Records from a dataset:
++++++
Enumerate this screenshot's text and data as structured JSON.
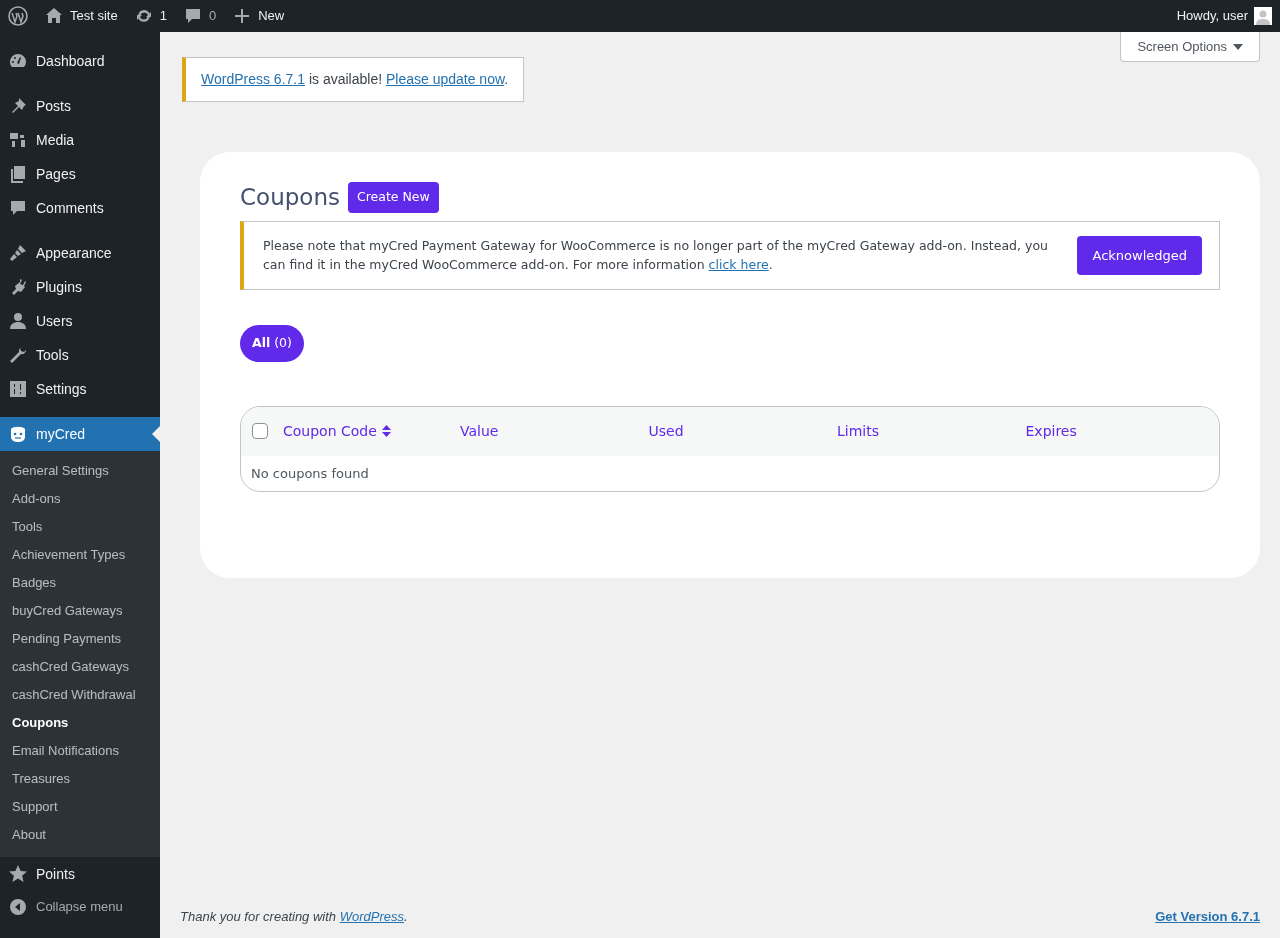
{
  "admin_bar": {
    "site_name": "Test site",
    "updates": "1",
    "comments": "0",
    "new_label": "New",
    "greeting": "Howdy, user"
  },
  "sidebar": {
    "groups": [
      [
        {
          "label": "Dashboard",
          "selected": false
        }
      ],
      [
        {
          "label": "Posts",
          "selected": false
        },
        {
          "label": "Media",
          "selected": false
        },
        {
          "label": "Pages",
          "selected": false
        },
        {
          "label": "Comments",
          "selected": false
        }
      ],
      [
        {
          "label": "Appearance",
          "selected": false
        },
        {
          "label": "Plugins",
          "selected": false
        },
        {
          "label": "Users",
          "selected": false
        },
        {
          "label": "Tools",
          "selected": false
        },
        {
          "label": "Settings",
          "selected": false
        }
      ],
      [
        {
          "label": "myCred",
          "selected": true,
          "children": [
            {
              "label": "General Settings",
              "selected": false
            },
            {
              "label": "Add-ons",
              "selected": false
            },
            {
              "label": "Tools",
              "selected": false
            },
            {
              "label": "Achievement Types",
              "selected": false
            },
            {
              "label": "Badges",
              "selected": false
            },
            {
              "label": "buyCred Gateways",
              "selected": false
            },
            {
              "label": "Pending Payments",
              "selected": false
            },
            {
              "label": "cashCred Gateways",
              "selected": false
            },
            {
              "label": "cashCred Withdrawal",
              "selected": false
            },
            {
              "label": "Coupons",
              "selected": true
            },
            {
              "label": "Email Notifications",
              "selected": false
            },
            {
              "label": "Treasures",
              "selected": false
            },
            {
              "label": "Support",
              "selected": false
            },
            {
              "label": "About",
              "selected": false
            }
          ]
        },
        {
          "label": "Points",
          "selected": false
        }
      ]
    ],
    "collapse_label": "Collapse menu"
  },
  "screen_options": "Screen Options",
  "update_notice": {
    "version_link": "WordPress 6.7.1",
    "text": "is available!",
    "update_link": "Please update now",
    "end": "."
  },
  "panel": {
    "title": "Coupons",
    "create_button": "Create New",
    "notice": {
      "text": "Please note that myCred Payment Gateway for WooCommerce is no longer part of the myCred Gateway add-on. Instead, you can find it in the myCred WooCommerce add-on. For more information",
      "link": "click here",
      "end": ".",
      "button": "Acknowledged"
    },
    "filters": [
      {
        "label": "All",
        "count": "(0)",
        "selected": true
      }
    ],
    "table": {
      "select_all_checked": false,
      "columns": [
        {
          "label": "Coupon Code",
          "sortable": true
        },
        {
          "label": "Value",
          "sortable": false
        },
        {
          "label": "Used",
          "sortable": false
        },
        {
          "label": "Limits",
          "sortable": false
        },
        {
          "label": "Expires",
          "sortable": false
        }
      ],
      "empty_message": "No coupons found"
    }
  },
  "footer": {
    "text": "Thank you for creating with",
    "link": "WordPress",
    "end": ".",
    "version": "Get Version 6.7.1"
  }
}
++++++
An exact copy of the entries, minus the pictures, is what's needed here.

Enumerate this screenshot's text and data as structured JSON.
{
  "admin_bar": {
    "site_name": "Test site",
    "updates": "1",
    "comments": "0",
    "new_label": "New",
    "greeting": "Howdy, user"
  },
  "sidebar": {
    "groups": [
      [
        {
          "label": "Dashboard",
          "selected": false
        }
      ],
      [
        {
          "label": "Posts",
          "selected": false
        },
        {
          "label": "Media",
          "selected": false
        },
        {
          "label": "Pages",
          "selected": false
        },
        {
          "label": "Comments",
          "selected": false
        }
      ],
      [
        {
          "label": "Appearance",
          "selected": false
        },
        {
          "label": "Plugins",
          "selected": false
        },
        {
          "label": "Users",
          "selected": false
        },
        {
          "label": "Tools",
          "selected": false
        },
        {
          "label": "Settings",
          "selected": false
        }
      ],
      [
        {
          "label": "myCred",
          "selected": true,
          "children": [
            {
              "label": "General Settings",
              "selected": false
            },
            {
              "label": "Add-ons",
              "selected": false
            },
            {
              "label": "Tools",
              "selected": false
            },
            {
              "label": "Achievement Types",
              "selected": false
            },
            {
              "label": "Badges",
              "selected": false
            },
            {
              "label": "buyCred Gateways",
              "selected": false
            },
            {
              "label": "Pending Payments",
              "selected": false
            },
            {
              "label": "cashCred Gateways",
              "selected": false
            },
            {
              "label": "cashCred Withdrawal",
              "selected": false
            },
            {
              "label": "Coupons",
              "selected": true
            },
            {
              "label": "Email Notifications",
              "selected": false
            },
            {
              "label": "Treasures",
              "selected": false
            },
            {
              "label": "Support",
              "selected": false
            },
            {
              "label": "About",
              "selected": false
            }
          ]
        },
        {
          "label": "Points",
          "selected": false
        }
      ]
    ],
    "collapse_label": "Collapse menu"
  },
  "screen_options": "Screen Options",
  "update_notice": {
    "version_link": "WordPress 6.7.1",
    "text": "is available!",
    "update_link": "Please update now",
    "end": "."
  },
  "panel": {
    "title": "Coupons",
    "create_button": "Create New",
    "notice": {
      "text": "Please note that myCred Payment Gateway for WooCommerce is no longer part of the myCred Gateway add-on. Instead, you can find it in the myCred WooCommerce add-on. For more information",
      "link": "click here",
      "end": ".",
      "button": "Acknowledged"
    },
    "filters": [
      {
        "label": "All",
        "count": "(0)",
        "selected": true
      }
    ],
    "table": {
      "select_all_checked": false,
      "columns": [
        {
          "label": "Coupon Code",
          "sortable": true
        },
        {
          "label": "Value",
          "sortable": false
        },
        {
          "label": "Used",
          "sortable": false
        },
        {
          "label": "Limits",
          "sortable": false
        },
        {
          "label": "Expires",
          "sortable": false
        }
      ],
      "empty_message": "No coupons found"
    }
  },
  "footer": {
    "text": "Thank you for creating with",
    "link": "WordPress",
    "end": ".",
    "version": "Get Version 6.7.1"
  }
}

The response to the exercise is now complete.